## What is needed
Where a line of the entries holds the string "background", copy that line.

Element data from apps and pages:
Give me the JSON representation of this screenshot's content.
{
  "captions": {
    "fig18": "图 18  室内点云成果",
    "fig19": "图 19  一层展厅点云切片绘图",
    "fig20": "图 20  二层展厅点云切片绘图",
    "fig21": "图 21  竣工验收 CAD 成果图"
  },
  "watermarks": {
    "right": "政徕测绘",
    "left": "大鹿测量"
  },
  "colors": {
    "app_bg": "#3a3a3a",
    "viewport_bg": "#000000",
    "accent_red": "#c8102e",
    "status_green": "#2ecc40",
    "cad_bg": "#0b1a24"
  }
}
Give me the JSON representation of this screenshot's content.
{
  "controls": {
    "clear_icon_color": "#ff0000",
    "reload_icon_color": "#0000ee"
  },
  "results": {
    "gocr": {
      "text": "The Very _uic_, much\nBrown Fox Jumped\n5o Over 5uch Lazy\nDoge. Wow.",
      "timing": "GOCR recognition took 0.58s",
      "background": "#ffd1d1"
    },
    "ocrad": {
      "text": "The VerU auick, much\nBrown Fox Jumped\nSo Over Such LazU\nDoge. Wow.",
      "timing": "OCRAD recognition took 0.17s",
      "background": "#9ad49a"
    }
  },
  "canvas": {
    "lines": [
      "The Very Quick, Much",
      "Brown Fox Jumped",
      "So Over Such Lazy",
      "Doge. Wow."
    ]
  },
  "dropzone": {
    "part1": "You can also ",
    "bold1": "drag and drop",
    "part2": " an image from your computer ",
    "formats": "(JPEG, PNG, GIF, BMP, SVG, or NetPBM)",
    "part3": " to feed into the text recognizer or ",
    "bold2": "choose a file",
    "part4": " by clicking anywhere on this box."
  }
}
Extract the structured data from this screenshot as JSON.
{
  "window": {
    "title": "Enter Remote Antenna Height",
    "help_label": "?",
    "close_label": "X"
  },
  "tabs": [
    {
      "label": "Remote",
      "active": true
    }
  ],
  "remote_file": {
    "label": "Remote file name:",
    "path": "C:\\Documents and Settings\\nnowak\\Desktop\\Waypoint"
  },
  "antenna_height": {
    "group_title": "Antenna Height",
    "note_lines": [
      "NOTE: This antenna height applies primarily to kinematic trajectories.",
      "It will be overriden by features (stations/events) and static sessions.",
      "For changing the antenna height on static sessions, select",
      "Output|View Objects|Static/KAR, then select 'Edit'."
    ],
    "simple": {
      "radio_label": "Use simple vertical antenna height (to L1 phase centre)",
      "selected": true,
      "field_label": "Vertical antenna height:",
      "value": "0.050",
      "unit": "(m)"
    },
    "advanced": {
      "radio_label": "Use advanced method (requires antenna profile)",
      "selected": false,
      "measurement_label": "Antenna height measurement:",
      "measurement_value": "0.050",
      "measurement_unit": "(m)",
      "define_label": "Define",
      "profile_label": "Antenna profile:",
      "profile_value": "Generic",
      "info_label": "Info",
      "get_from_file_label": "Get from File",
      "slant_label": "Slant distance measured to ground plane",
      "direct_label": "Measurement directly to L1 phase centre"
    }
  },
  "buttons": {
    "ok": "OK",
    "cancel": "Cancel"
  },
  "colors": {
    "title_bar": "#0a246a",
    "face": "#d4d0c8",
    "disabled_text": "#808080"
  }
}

## Answer to this problem
      "background": "#ffd1d1"
      "background": "#9ad49a"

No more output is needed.